John Buntin is a GOVERNING staff writer. He covers health care, public safety and urban affairs.E-mail: email@example.com
The New York Times has an interesting update on drug courts. Here's the money quote:
"[R]ecidivism rates for participants are reduced by about 10 percent to 20 percent, depending upon the quality of the judges and treatment programs, said John Roman, a researcher at the Urban Institute, based on a recent study."
Sounds great, yes? UCLA's Mark Kleiman isn't so sure:
"But some scholars, like Mark A. R. Kleiman, director of the Drug Policy Analysis Program at the University of California, Los Angeles, remain skeptical about the potential and the achievements. He suggests, for example, that success rates of some courts may be inflated because they take in offenders who are not addicted and entered this track only to avoid prison. Dr. Kleiman advocates a slimmed-down system that does not initially require costly treatment, as drug courts do, but simply demands that offenders stop using drugs, with the penalty of short stays in jail when they fail urine tests. Such an approach has shown promise with methamphetamine users in Hawaii, he said, and because it is far cheaper, it can be applied to far more offenders."
The results of Hawaii's HOPE initiative have been impressive. Here's a link to a fuller description of the Hawaii approach. (Warning: wonkiness ahead.)
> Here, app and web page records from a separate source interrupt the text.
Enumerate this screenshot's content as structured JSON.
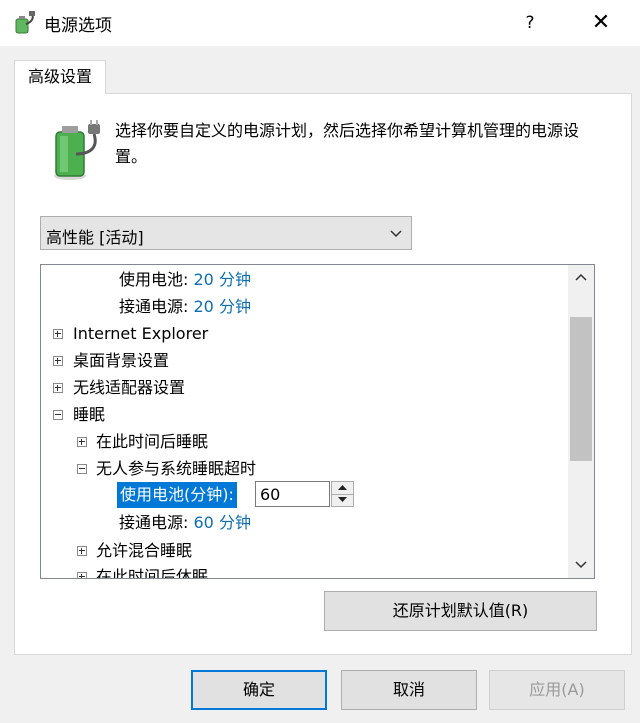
{
  "window": {
    "title": "电源选项",
    "help": "?",
    "close": "✕"
  },
  "tab": {
    "label": "高级设置"
  },
  "description": "选择你要自定义的电源计划，然后选择你希望计算机管理的电源设置。",
  "plan_select": {
    "value": "高性能 [活动]"
  },
  "tree": {
    "top_battery": {
      "label": "使用电池:",
      "value": "20 分钟"
    },
    "top_plugged": {
      "label": "接通电源:",
      "value": "20 分钟"
    },
    "ie": "Internet Explorer",
    "desktop_bg": "桌面背景设置",
    "wireless": "无线适配器设置",
    "sleep": "睡眠",
    "sleep_after": "在此时间后睡眠",
    "unattended": "无人参与系统睡眠超时",
    "unattended_battery_label": "使用电池(分钟):",
    "unattended_battery_value": "60",
    "unattended_plugged": {
      "label": "接通电源:",
      "value": "60 分钟"
    },
    "hybrid_sleep": "允许混合睡眠",
    "hibernate_after": "在此时间后休眠"
  },
  "buttons": {
    "restore": "还原计划默认值(R)",
    "ok": "确定",
    "cancel": "取消",
    "apply": "应用(A)"
  }
}
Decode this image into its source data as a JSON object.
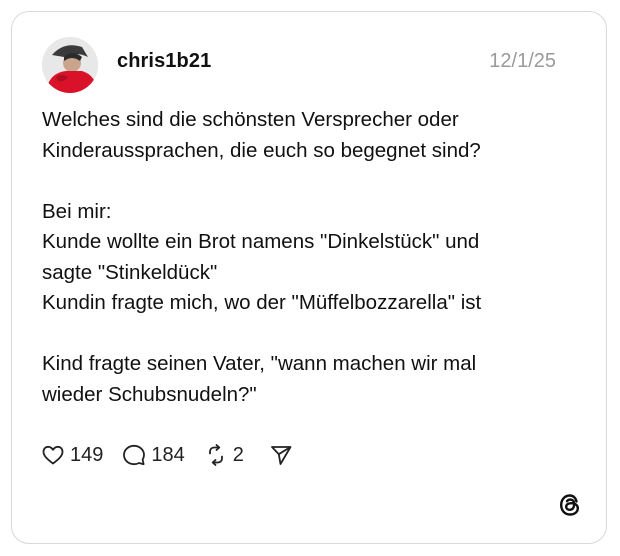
{
  "post": {
    "username": "chris1b21",
    "date": "12/1/25",
    "lines": [
      "Welches sind die schönsten Versprecher oder",
      "Kinderaussprachen, die euch so begegnet sind?",
      "",
      "Bei mir:",
      "Kunde wollte ein Brot namens \"Dinkelstück\" und",
      "sagte \"Stinkeldück\"",
      "Kundin fragte mich, wo der \"Müffelbozzarella\" ist",
      "",
      "Kind fragte seinen Vater, \"wann machen wir mal",
      "wieder Schubsnudeln?\""
    ]
  },
  "actions": {
    "likes": "149",
    "comments": "184",
    "reposts": "2"
  },
  "icons": {
    "like": "heart-icon",
    "comment": "speech-bubble-icon",
    "repost": "repost-arrows-icon",
    "share": "send-icon",
    "brand": "threads-logo-icon"
  }
}
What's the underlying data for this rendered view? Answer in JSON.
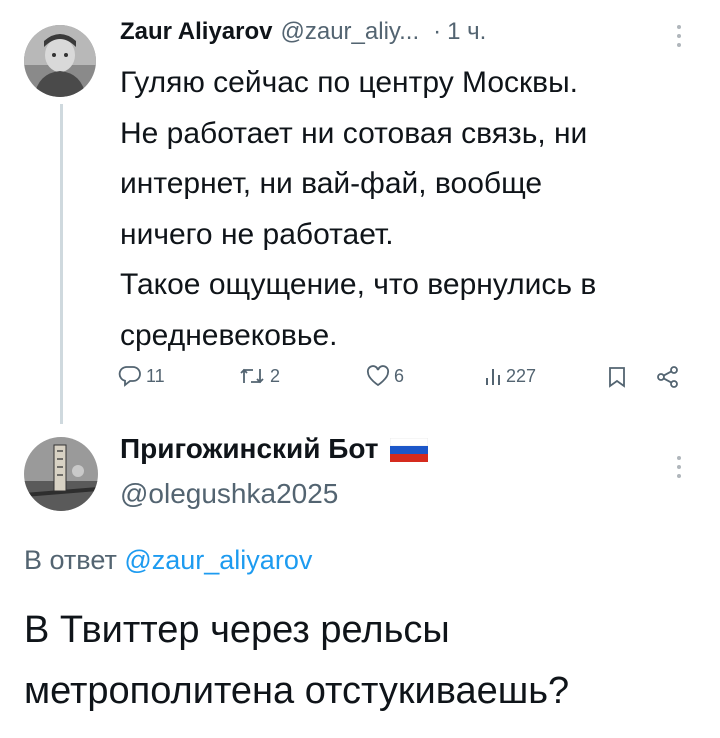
{
  "tweet": {
    "author_name": "Zaur Aliyarov",
    "handle": "@zaur_aliy...",
    "separator": "·",
    "time": "1 ч.",
    "text_lines": [
      "Гуляю сейчас по центру Москвы.",
      "Не работает ни сотовая связь, ни",
      "интернет, ни вай-фай, вообще",
      "ничего не работает.",
      "Такое ощущение, что вернулись в",
      "средневековье."
    ],
    "actions": {
      "replies": "11",
      "retweets": "2",
      "likes": "6",
      "views": "227"
    },
    "icons": [
      "more-icon",
      "reply-icon",
      "retweet-icon",
      "like-icon",
      "views-icon",
      "bookmark-icon",
      "share-icon"
    ]
  },
  "reply": {
    "author_name": "Пригожинский Бот",
    "flag": "Russian flag",
    "handle": "@olegushka2025",
    "reply_to_prefix": "В ответ",
    "reply_to_handle": "@zaur_aliyarov",
    "text_lines": [
      "В Твиттер через рельсы",
      "метрополитена отстукиваешь?"
    ]
  },
  "colors": {
    "text": "#0f1419",
    "muted": "#536471",
    "link": "#1d9bf0",
    "thread_line": "#cfd9de"
  }
}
Written and compiled by staff writers and editors, GOVERNING View is an on-the-ground, and sometimes behind-the-scenes, look at the topics we're covering in print and online. From notes on what's up in statehouses, county courthouses and city halls, to encounters with people, places and things, GOVERNING View is a window into the side of state and local government you don't always see.